Everyone would probably like to experience the small secrets of famous luthiers. The reason is simple: We want to look behind the scenery to discover the truth about the outstanding sound of our little guitar. Only, what would be the most beautiful secrets, if we knew them: At best no more secrets or worse, the hot air behind a Potemkin village.
But over time from the little magic of the artist grows knowledge of the general public on which future generations of luthiers can build on.
|Guitare acoustique, Robert Bouchet, Paris, 1964, E.988.5.1, détail étiquette|
© Cité de la musique - Photo : Jean-Marc Anglès
In the small community of guitar builders it was well-known, that Robert Bouchet kept a detailed diary about his guitar building. But the myth remained myth. Only a few friends were allowed to have a look into these books.
The time of secrets ended at the day when these books were handed over by his widow to the Musée de la Musique in Paris. But it took again some time until the diary was published. This workshop diary was reproduced in a facsimile form.
Bouchet had no classical apprenticeship for luthiers, but was rather self-taught. He learned by watching, e.g. in the workshop of Julian Gomez Ramirez in Paris. The "service manual" could thus be described as the summary of his "piecemeal" experiences.
And it is really a workshop booklet with cross-hatched paper 21x27 cm, already somewhat yellowed since it is quite old(~1950). The typesetting of this book was not done by a computer. A well legible handwriting governs with additions, corrections and underlinings. Of course there is also no table of contents with precisely designed sub points. The book follows nevertheless the working process of the guitar construction,
which is not always characterized by linearity.
Cahier de Robert Bouchet, Paris, XXe, E.988.11.1,
page 71 (filets)
© Cité de la musique - Photo : Richard Lambert
The difference between this workshop book and the numerous modern books on guitar building lies not only in the authenticity of the description and the numerous tables and actual measurement values. What makes this book so interesting are the illustrations.
Robert Bouchet was not only a guitar maker, but also a passionate painter. You will find his works in various collections. In his Workshop, he did not use watercolor or produce oil paintings to document the ongoing progress of his guitar construction. He drew the plans with a pen on colored sections.
Almost every small step is captured in these pictures. The free-hand drawing style focuses the attention to the essential points and the reader will recognize immediately the relevant details.

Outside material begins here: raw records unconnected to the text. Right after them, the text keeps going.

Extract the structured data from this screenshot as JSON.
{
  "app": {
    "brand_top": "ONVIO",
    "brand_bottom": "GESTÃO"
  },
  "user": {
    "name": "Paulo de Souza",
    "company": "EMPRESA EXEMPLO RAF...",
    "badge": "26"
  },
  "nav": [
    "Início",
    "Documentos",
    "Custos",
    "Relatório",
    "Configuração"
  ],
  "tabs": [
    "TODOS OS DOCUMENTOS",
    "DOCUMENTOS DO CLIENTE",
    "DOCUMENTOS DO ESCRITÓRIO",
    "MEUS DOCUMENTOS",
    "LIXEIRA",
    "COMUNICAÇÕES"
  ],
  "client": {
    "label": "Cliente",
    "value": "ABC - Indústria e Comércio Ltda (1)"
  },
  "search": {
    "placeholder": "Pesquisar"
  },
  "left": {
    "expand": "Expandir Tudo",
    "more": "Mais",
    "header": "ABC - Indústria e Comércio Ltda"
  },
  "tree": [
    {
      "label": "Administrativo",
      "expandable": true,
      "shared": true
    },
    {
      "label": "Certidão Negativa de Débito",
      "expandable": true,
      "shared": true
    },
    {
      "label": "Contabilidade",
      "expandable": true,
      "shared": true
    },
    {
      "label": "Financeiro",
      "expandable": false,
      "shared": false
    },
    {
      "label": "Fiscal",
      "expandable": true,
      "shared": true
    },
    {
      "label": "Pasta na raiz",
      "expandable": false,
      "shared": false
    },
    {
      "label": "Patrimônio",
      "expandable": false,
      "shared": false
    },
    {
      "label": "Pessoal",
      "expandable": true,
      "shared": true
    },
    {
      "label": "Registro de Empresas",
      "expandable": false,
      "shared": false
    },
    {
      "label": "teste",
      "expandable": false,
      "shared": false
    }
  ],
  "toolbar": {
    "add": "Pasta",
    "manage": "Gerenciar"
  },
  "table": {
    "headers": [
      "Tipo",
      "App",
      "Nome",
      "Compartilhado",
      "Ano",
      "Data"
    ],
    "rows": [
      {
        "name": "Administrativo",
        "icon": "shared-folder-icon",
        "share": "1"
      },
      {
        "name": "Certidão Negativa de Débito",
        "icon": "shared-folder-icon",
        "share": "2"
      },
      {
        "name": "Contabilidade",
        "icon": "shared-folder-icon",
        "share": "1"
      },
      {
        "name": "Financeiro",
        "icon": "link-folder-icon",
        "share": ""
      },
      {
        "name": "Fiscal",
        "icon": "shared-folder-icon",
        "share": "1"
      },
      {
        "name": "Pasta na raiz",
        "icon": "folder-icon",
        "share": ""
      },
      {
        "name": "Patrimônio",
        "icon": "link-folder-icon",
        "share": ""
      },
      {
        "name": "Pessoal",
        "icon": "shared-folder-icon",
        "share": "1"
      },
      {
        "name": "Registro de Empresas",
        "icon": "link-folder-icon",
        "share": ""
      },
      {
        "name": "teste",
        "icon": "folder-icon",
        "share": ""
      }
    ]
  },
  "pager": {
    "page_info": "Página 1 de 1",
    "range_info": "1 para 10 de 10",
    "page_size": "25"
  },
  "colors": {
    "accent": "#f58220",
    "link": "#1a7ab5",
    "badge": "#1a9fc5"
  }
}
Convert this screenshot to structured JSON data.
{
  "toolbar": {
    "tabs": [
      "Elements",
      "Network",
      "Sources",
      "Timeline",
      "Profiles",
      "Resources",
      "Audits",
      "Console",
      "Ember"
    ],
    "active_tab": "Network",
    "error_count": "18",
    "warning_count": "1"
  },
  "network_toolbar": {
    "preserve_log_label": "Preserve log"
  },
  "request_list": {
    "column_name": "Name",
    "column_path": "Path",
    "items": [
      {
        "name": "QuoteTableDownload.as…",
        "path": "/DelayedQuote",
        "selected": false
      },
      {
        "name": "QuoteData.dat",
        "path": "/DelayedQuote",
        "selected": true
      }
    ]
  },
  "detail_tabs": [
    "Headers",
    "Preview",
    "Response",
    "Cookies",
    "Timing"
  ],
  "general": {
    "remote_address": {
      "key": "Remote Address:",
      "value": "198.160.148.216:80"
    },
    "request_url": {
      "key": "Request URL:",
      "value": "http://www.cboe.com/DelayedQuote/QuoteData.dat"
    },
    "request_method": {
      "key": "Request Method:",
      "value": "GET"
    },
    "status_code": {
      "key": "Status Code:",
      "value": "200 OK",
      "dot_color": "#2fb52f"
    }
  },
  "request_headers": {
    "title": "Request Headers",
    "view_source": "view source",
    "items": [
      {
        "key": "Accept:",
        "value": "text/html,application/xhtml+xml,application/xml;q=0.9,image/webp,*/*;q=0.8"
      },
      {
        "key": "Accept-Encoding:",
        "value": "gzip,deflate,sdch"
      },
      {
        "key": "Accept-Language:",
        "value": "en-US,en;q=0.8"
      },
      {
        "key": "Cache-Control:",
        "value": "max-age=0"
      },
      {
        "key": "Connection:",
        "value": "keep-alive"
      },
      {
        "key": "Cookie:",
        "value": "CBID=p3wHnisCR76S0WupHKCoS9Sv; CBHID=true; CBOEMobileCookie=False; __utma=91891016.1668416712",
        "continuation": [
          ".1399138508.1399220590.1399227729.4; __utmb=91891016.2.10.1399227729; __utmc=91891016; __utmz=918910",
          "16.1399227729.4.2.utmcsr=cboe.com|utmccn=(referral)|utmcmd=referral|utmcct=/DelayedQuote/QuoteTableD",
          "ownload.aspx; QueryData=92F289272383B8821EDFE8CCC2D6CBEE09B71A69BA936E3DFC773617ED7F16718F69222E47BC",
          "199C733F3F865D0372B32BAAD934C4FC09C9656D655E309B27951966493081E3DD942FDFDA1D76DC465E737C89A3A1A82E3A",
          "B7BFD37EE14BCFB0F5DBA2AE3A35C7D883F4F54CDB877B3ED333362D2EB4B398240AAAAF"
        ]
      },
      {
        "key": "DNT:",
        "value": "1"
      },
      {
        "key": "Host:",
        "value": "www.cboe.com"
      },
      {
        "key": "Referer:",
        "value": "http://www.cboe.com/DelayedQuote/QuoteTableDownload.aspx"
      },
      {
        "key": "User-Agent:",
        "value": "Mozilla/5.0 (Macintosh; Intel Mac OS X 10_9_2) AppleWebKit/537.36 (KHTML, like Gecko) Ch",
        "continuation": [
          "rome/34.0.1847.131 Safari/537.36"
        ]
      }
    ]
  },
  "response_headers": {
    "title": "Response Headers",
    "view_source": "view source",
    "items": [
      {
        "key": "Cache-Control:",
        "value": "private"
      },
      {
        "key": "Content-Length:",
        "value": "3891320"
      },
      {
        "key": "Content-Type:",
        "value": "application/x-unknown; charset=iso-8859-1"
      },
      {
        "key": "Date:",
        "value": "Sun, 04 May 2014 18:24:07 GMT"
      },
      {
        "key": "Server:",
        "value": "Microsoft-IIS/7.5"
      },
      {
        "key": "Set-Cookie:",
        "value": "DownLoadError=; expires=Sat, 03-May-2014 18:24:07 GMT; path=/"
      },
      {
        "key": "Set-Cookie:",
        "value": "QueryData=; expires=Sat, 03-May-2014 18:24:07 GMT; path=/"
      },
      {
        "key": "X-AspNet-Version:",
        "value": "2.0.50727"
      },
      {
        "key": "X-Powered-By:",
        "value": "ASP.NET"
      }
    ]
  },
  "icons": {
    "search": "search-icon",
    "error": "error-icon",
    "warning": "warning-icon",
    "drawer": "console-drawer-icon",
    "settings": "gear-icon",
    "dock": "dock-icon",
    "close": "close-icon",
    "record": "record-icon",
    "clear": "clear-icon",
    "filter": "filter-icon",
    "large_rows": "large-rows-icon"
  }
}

He will not be overwhelmed with today's photographs of a multiplicity of colors and details, which do not have to do anything with the actual problem. There you can still learn a lot about the didactic use of illustrative material.
The Free-hand drawing lends to the pictures contrary to a construction design a charm, which is further supported by the presentation of 'trivial' tasks. So he demonstrates the bending of the purfling by moistening the stripes with water vapor of a smoking tea kettle. Even the seasoned guitar builder will find in the numerous construction designs of guitar making tools some useful hints.
The book describes on more than 100 pages the construction of the spanish guitar played by Ida Presti and Alexandre Lagoya. You will find this guitar in the Musée de la Musique.
But thus it is not yet enough. Daniel Friederich one of the best known luthiers in France, comments following the facsimile edition page by page, the dairy entries of his friend, explains, corrects and adjusts expertly sequences. This is a late discussion over a developing guitar which enlightens also the work and approaches of Daniel Friederich.
To gain more insight you will find some pictures of R. Bouchet at work - a good addition of the biography on the first pages.
In summary one can say that it is a beautiful book which does not reveal the deepest findings of the Guitar building from the darkness of the past, but throws a light onto the small secrets. The endearing nature of the representation of the guitar builder Bouchet appear in a different light.
There are no secrets anymore? Sure, if you don't speak French ...
Robert Bouchet (1898-1986)
la construction d'une guitare classique
edition en facsimile
avec une introduction par Catherine et Bruno Marlat
et un commentaire de Daniel Friedrich
© Musee de la musique
Cite de la musique Paris 2003
This article was originally published in the Gitarre Aktuell.